What’s great about this for the rich is that those tax breaks only strengthen their political position. Tax breaks—say, preferred rates on dividends—mean either higher taxes on everyone else or larger deficits, both of which are unpopular. Since no one can see what the government is doing, it becomes less popular. Higher taxes make people think they’re not getting their money’s worth; larger deficits make them think the government is incompetent. Either way, they get mad at the parts of government they can see, not the tax breaks that the rich benefit from. Increasing anti-government sentiment leads to what you saw in 2010 and today: the Tea Party, demonization of the federal government, and a mad race among Republicans to see who can cut rich people’s taxes by the most.

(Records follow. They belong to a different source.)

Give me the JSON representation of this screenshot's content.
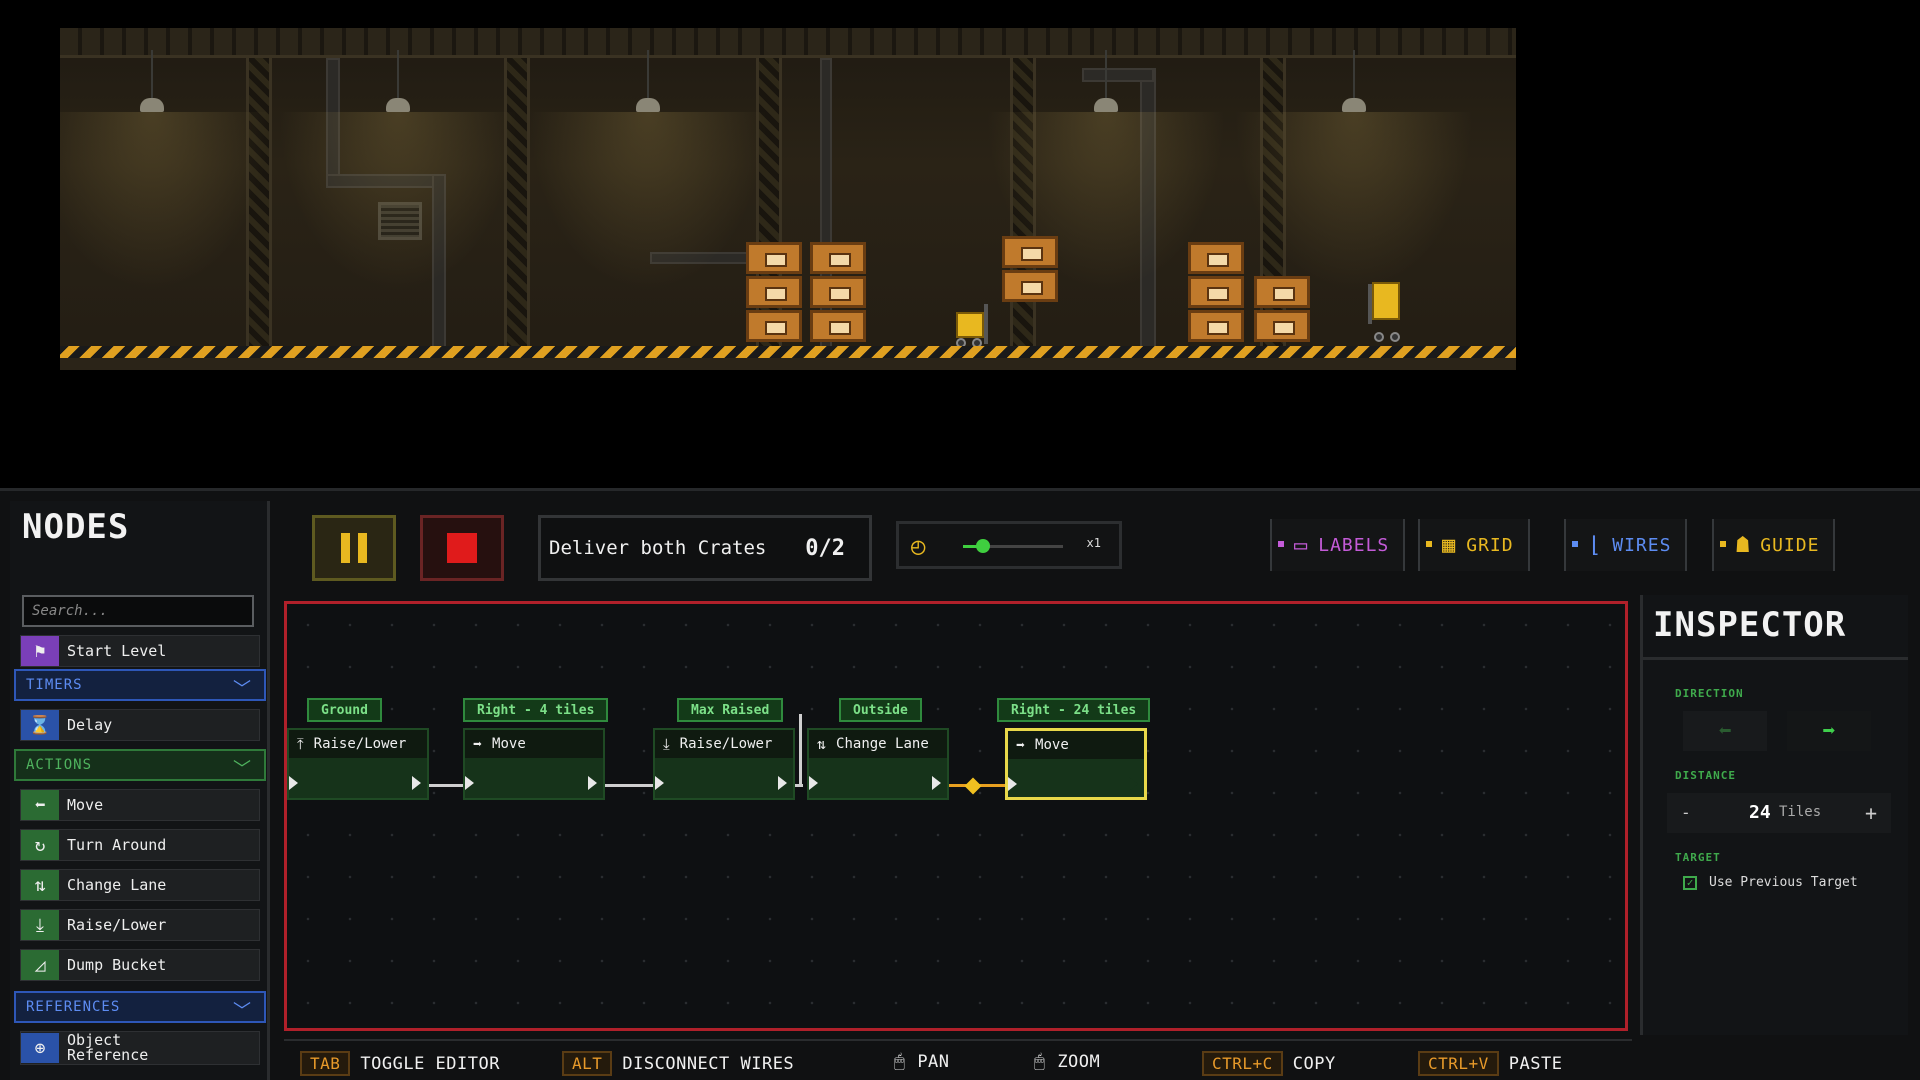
{
  "nodes_panel": {
    "title": "NODES",
    "search_placeholder": "Search...",
    "start_item": {
      "label": "Start Level",
      "icon": "flag-icon"
    },
    "categories": [
      {
        "label": "TIMERS",
        "items": [
          {
            "label": "Delay",
            "icon": "hourglass-icon"
          }
        ]
      },
      {
        "label": "ACTIONS",
        "items": [
          {
            "label": "Move",
            "icon": "arrow-left-icon"
          },
          {
            "label": "Turn Around",
            "icon": "turn-around-icon"
          },
          {
            "label": "Change Lane",
            "icon": "change-lane-icon"
          },
          {
            "label": "Raise/Lower",
            "icon": "raise-lower-icon"
          },
          {
            "label": "Dump Bucket",
            "icon": "dump-bucket-icon"
          }
        ]
      },
      {
        "label": "REFERENCES",
        "items": [
          {
            "label": "Object\nReference",
            "icon": "crosshair-icon"
          }
        ]
      }
    ]
  },
  "toolbar": {
    "objective": "Deliver both Crates",
    "objective_count": "0/2",
    "objective_progress": 0,
    "speed_label": "x1",
    "speed_fraction": 0.2,
    "toggles": {
      "labels": "LABELS",
      "grid": "GRID",
      "wires": "WIRES",
      "guide": "GUIDE"
    }
  },
  "graph": {
    "nodes": [
      {
        "label": "Ground",
        "title": "Raise/Lower",
        "icon": "raise-icon"
      },
      {
        "label": "Right - 4 tiles",
        "title": "Move",
        "icon": "arrow-right-icon"
      },
      {
        "label": "Max Raised",
        "title": "Raise/Lower",
        "icon": "lower-icon"
      },
      {
        "label": "Outside",
        "title": "Change Lane",
        "icon": "change-lane-icon"
      },
      {
        "label": "Right - 24 tiles",
        "title": "Move",
        "icon": "arrow-right-icon",
        "selected": true
      }
    ]
  },
  "inspector": {
    "title": "INSPECTOR",
    "direction_label": "DIRECTION",
    "direction_selected": "right",
    "distance_label": "DISTANCE",
    "distance_value": "24",
    "distance_unit": "Tiles",
    "distance_minus": "-",
    "distance_plus": "+",
    "target_label": "TARGET",
    "use_previous_target": "Use Previous Target",
    "use_previous_checked": true
  },
  "hints": [
    {
      "key": "TAB",
      "action": "TOGGLE EDITOR"
    },
    {
      "key": "ALT",
      "action": "DISCONNECT WIRES"
    },
    {
      "mouse": "mouse-drag-icon",
      "action": "PAN"
    },
    {
      "mouse": "mouse-scroll-icon",
      "action": "ZOOM"
    },
    {
      "key": "CTRL+C",
      "action": "COPY"
    },
    {
      "key": "CTRL+V",
      "action": "PASTE"
    }
  ],
  "colors": {
    "canvas_border": "#b0202a",
    "node_green": "#2f8a3d",
    "selection": "#e8d84a",
    "accent_yellow": "#e8b820",
    "accent_blue": "#5d8cf2",
    "accent_purple": "#c45bd8"
  }
}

Whether this is a conscious goal of the anti-tax movement or simply a nice side benefit , it really works. In chapter 2 of The Submerged State, Mettler describes a study showing that people who benefit from visible government programs (those that are transparently delivered by government agencies, such as food stamps) are more likely to have positive views of government and its impact on their lives than people who benefit from invisible programs, even after controlling for the usual things. So you can have a program like the mortgage interest deduction that mainly helps the well-off but also helps the middle class a little—and it helps turn its middle-class beneficiaries against the federal government. If you’re Grover Norquist, what could be better than that?